So what’s the conclusion I’m driving at? Actually, there are three. I don’t think the Dutch were wrong. Once the Northwest Airlines plane chose to return to Amsterdam it would have been irresponsible not to thoroughly investigate the 12. And, frankly, even if you think the reaction of the crew and airline marshals was exaggerated it was, in the circumstances, understandable. As a frequent flier, I’d rather an over-reaction than complacency. At 35,000 feet, you can’t take chances.

Second, were we right to demand an apology before we knew the full facts? If this ever happens again — and it might — I would advise discretion and silence until all the details are known. It’s never too late to ask someone to say sorry. But to hastily demand an apology and get it wrong is a little embarrassing.

Third, a lesson for all of us: whilst we must never accuse someone because he’s Muslim, don’t excuse him on those grounds either. Regardless of faith, dress or beard, stupid behaviour is indefensible. In times of stress it provokes panicky and harsh reactions. When that happens the fault lies more in the behaviour than in the over-reaction. And, without doubt, our 12 behaved like yokels.

None of this is to deny there’s racism and the West is often guilty of it. And there have been racist responses to the Heathrow scare. But what happened to our 12 was different.

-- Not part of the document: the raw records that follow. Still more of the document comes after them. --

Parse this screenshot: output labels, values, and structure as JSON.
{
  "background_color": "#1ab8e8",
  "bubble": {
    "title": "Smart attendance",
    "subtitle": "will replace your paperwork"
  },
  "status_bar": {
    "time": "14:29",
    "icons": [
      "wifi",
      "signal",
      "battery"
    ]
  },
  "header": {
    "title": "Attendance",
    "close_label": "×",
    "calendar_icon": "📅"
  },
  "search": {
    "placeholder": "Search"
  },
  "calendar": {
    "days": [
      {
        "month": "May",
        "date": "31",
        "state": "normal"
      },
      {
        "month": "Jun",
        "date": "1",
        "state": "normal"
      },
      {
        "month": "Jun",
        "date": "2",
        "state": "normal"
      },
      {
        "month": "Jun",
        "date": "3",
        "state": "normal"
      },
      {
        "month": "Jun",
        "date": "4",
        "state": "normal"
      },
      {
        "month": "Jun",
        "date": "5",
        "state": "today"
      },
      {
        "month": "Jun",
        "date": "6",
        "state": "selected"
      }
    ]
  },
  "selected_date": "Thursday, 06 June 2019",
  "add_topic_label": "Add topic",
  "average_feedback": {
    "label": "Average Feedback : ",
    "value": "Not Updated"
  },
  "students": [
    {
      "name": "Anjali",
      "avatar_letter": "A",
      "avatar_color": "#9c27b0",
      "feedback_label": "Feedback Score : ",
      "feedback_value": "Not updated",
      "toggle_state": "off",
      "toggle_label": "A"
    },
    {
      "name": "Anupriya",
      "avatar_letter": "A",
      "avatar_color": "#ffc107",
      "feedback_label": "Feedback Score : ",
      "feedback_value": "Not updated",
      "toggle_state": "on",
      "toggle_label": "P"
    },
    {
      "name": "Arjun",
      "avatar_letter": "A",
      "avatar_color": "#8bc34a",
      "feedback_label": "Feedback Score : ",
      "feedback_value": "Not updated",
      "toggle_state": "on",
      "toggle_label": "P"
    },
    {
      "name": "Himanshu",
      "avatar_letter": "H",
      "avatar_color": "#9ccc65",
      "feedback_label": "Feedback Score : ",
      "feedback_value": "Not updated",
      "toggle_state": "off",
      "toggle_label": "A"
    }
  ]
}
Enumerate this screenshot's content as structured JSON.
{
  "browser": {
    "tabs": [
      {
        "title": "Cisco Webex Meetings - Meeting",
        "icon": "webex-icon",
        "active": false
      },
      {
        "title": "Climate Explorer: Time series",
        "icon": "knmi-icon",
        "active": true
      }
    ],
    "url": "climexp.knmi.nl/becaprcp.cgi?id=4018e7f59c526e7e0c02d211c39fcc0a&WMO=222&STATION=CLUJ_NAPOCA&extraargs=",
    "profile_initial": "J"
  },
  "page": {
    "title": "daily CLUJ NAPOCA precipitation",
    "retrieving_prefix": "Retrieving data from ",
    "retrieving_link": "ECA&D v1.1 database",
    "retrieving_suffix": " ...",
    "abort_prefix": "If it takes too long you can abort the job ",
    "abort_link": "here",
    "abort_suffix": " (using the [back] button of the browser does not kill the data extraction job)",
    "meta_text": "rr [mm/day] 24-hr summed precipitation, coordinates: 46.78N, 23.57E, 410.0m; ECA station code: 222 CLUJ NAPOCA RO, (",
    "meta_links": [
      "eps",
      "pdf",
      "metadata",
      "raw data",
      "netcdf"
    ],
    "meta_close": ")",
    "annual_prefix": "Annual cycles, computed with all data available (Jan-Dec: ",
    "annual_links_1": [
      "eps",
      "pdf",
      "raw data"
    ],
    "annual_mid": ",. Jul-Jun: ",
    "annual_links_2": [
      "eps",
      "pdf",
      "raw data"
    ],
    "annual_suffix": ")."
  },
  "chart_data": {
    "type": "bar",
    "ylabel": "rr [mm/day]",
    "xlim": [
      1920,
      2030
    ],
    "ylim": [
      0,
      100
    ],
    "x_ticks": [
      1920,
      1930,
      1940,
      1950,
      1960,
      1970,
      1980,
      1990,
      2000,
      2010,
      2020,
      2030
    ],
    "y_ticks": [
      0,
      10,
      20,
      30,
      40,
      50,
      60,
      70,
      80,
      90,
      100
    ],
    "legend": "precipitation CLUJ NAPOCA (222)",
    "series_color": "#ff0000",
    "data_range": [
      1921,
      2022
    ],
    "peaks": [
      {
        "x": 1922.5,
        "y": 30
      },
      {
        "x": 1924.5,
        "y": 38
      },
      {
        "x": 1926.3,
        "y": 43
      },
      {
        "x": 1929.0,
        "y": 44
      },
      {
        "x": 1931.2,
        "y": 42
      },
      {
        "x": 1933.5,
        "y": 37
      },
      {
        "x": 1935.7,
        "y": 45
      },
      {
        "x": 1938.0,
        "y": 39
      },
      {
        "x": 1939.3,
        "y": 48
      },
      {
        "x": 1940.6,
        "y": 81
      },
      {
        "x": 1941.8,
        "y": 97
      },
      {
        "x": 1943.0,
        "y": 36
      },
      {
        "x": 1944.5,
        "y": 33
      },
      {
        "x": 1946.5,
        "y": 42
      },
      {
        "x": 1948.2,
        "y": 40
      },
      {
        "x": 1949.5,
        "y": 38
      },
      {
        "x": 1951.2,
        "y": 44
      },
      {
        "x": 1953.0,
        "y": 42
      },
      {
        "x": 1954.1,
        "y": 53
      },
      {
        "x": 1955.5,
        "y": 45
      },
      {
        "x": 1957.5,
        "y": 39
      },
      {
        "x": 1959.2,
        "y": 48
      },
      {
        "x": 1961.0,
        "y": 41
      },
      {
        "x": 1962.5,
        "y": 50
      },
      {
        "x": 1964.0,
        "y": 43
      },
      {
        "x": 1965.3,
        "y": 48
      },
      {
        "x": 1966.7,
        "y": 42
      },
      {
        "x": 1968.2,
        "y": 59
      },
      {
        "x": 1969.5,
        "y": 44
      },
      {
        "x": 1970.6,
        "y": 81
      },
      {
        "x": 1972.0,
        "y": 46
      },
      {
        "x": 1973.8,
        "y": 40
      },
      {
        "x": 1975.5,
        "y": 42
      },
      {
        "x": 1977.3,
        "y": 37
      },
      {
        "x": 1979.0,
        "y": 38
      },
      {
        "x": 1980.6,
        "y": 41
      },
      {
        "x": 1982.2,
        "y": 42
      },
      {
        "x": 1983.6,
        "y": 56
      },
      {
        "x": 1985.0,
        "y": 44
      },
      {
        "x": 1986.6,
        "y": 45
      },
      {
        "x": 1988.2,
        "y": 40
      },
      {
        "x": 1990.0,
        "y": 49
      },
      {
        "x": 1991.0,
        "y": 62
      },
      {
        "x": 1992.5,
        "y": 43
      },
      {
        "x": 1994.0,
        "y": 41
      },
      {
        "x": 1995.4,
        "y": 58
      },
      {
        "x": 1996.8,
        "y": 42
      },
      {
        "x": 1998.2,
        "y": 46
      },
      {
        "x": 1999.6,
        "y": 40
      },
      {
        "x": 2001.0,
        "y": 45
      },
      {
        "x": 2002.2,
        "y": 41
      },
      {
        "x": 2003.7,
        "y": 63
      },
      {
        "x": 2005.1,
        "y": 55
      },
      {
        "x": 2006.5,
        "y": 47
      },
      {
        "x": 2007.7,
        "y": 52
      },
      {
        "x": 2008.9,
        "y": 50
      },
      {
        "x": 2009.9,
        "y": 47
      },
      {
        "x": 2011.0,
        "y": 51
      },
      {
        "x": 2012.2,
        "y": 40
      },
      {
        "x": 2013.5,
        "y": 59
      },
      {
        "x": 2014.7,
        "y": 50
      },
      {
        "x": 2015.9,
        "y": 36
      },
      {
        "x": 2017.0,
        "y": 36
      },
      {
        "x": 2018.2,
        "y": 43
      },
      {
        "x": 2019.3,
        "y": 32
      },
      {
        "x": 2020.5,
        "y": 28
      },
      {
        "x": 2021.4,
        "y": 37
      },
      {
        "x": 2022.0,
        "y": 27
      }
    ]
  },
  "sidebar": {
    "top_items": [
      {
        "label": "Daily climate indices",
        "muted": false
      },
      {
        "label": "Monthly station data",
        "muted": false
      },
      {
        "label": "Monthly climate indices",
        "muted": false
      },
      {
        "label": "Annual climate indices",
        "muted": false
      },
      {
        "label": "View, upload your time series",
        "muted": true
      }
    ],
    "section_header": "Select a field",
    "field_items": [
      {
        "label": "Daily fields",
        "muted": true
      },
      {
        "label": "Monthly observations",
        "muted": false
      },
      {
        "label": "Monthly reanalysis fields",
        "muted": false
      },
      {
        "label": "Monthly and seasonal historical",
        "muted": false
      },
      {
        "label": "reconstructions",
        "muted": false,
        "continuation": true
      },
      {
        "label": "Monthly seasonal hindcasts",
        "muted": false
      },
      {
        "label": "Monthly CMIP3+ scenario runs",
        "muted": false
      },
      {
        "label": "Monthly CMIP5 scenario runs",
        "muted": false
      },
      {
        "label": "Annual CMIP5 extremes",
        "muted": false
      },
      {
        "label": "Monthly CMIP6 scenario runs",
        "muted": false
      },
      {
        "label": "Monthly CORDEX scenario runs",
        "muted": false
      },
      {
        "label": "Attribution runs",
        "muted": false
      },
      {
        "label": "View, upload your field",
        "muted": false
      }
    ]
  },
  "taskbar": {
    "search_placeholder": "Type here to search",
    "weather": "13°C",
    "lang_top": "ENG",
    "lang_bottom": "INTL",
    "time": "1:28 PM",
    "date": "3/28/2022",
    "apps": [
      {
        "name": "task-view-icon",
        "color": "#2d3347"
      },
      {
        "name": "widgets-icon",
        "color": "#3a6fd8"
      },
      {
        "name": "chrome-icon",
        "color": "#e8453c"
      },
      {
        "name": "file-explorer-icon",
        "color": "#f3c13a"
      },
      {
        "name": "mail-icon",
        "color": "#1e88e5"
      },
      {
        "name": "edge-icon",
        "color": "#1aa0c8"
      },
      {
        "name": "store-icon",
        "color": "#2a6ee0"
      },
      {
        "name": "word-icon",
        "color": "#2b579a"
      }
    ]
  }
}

Finally, before accusing others shouldn’t we check if we’re free of the same prejudice? It’s easy to get angry — it’s a lot more difficult to accept you are at fault yourself.

First Published: Sep 03, 2006 03:38 IST